== Segment start ==

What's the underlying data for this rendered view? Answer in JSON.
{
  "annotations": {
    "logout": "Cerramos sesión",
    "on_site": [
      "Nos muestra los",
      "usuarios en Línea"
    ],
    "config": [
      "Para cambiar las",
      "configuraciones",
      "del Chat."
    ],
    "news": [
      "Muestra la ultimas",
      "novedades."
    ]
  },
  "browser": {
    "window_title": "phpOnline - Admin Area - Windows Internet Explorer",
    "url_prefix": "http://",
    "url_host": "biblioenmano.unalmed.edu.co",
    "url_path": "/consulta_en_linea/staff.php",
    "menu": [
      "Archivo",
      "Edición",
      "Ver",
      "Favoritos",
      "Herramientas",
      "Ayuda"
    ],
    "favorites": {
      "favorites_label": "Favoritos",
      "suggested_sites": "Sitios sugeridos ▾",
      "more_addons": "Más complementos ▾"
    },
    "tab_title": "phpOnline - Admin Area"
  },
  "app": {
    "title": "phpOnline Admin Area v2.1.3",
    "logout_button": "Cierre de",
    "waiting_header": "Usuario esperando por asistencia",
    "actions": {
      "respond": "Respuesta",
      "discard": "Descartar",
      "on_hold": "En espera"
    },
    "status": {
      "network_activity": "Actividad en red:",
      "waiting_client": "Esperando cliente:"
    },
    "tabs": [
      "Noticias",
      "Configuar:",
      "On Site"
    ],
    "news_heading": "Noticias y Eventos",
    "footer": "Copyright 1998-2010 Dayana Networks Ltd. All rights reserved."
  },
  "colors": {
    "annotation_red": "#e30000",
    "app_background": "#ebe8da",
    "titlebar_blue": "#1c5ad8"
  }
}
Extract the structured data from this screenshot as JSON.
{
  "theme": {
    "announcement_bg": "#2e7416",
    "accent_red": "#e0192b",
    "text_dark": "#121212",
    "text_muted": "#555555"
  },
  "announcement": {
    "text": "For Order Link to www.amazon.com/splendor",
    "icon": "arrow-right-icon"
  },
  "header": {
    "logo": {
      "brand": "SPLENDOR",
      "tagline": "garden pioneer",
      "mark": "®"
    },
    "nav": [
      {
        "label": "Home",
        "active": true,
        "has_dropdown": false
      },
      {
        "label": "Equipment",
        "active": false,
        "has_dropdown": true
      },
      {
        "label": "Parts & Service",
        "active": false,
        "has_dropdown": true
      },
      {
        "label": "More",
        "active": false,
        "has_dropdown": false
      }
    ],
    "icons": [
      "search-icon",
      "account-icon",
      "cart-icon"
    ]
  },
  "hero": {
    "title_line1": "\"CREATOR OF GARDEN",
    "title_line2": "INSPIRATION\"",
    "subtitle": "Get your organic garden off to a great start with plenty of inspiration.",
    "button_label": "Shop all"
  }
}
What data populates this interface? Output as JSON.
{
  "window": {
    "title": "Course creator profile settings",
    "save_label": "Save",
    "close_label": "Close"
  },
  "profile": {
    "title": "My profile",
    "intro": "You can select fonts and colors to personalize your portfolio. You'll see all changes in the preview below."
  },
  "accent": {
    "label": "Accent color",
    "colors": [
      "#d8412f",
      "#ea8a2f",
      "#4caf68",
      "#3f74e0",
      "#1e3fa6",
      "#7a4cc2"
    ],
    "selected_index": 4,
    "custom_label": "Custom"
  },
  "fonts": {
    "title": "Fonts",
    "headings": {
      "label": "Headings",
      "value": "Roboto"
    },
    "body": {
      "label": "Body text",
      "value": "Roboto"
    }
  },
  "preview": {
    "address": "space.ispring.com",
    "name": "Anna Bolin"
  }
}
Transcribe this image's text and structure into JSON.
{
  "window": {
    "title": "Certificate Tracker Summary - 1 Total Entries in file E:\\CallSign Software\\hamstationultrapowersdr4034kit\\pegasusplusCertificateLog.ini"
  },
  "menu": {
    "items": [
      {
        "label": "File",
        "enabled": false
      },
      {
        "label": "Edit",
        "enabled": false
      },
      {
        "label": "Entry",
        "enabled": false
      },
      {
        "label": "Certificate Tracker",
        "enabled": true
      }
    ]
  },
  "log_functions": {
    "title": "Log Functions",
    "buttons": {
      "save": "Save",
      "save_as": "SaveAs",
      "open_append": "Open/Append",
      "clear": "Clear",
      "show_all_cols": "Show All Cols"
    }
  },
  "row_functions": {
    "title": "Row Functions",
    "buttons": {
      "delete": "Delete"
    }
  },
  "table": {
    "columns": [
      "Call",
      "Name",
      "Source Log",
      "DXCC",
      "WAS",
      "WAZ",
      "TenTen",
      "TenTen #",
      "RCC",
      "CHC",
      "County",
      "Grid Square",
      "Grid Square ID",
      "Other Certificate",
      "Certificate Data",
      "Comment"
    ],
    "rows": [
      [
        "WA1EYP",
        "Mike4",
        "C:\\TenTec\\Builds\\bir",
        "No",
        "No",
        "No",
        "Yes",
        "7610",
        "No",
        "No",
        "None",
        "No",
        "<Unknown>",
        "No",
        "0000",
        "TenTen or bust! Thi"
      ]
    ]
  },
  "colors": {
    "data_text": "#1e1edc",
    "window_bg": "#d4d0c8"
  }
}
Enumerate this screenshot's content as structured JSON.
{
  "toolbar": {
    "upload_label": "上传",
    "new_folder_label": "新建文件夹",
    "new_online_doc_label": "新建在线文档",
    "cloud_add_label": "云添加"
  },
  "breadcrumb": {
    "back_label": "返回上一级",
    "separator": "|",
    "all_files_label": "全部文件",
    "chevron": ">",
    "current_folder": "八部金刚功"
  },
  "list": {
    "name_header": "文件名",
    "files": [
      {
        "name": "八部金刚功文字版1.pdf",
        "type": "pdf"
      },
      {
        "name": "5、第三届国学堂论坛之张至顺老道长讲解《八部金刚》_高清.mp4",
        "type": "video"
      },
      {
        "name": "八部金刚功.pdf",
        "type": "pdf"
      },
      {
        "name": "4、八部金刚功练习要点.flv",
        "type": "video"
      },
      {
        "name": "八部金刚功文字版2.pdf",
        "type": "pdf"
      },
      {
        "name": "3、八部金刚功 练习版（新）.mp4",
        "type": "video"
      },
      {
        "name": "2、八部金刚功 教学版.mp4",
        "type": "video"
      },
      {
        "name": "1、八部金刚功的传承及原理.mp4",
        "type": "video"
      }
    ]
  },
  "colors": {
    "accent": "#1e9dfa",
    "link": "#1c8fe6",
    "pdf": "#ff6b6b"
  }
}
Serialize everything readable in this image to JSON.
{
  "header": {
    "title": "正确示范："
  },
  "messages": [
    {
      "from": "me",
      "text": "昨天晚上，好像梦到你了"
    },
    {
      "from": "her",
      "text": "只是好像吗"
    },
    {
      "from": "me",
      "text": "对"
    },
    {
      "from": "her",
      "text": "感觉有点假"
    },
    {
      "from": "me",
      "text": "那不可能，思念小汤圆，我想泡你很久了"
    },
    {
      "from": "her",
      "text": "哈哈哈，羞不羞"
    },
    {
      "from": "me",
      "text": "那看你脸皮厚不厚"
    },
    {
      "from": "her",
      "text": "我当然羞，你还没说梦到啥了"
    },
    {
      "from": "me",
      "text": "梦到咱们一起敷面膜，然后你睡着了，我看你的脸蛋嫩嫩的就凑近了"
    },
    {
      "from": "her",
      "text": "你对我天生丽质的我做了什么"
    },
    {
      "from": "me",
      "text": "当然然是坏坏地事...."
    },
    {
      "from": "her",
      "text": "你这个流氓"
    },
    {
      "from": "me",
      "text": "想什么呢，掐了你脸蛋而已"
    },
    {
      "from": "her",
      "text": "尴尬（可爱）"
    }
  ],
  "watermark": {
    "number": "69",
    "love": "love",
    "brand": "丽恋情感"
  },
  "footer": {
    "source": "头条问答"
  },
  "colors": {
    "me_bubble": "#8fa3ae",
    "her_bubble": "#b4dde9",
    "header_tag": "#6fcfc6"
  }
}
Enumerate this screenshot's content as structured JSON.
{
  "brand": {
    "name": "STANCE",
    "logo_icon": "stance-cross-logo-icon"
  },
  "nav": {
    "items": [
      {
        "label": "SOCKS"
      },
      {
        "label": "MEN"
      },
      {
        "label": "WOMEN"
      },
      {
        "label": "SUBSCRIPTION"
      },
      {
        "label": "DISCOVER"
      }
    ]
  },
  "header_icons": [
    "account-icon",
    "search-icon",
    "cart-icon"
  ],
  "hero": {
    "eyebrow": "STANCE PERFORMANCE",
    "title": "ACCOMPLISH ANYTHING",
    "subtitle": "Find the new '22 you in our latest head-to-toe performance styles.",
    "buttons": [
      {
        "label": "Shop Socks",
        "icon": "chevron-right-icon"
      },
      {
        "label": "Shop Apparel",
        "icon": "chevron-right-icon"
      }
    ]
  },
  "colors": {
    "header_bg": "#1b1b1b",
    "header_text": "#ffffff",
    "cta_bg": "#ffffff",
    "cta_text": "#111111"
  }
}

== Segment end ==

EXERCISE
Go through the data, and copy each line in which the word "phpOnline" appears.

COMPLETED TASK
    "window_title": "phpOnline - Admin Area - Windows Internet Explorer",
    "tab_title": "phpOnline - Admin Area"
    "title": "phpOnline Admin Area v2.1.3",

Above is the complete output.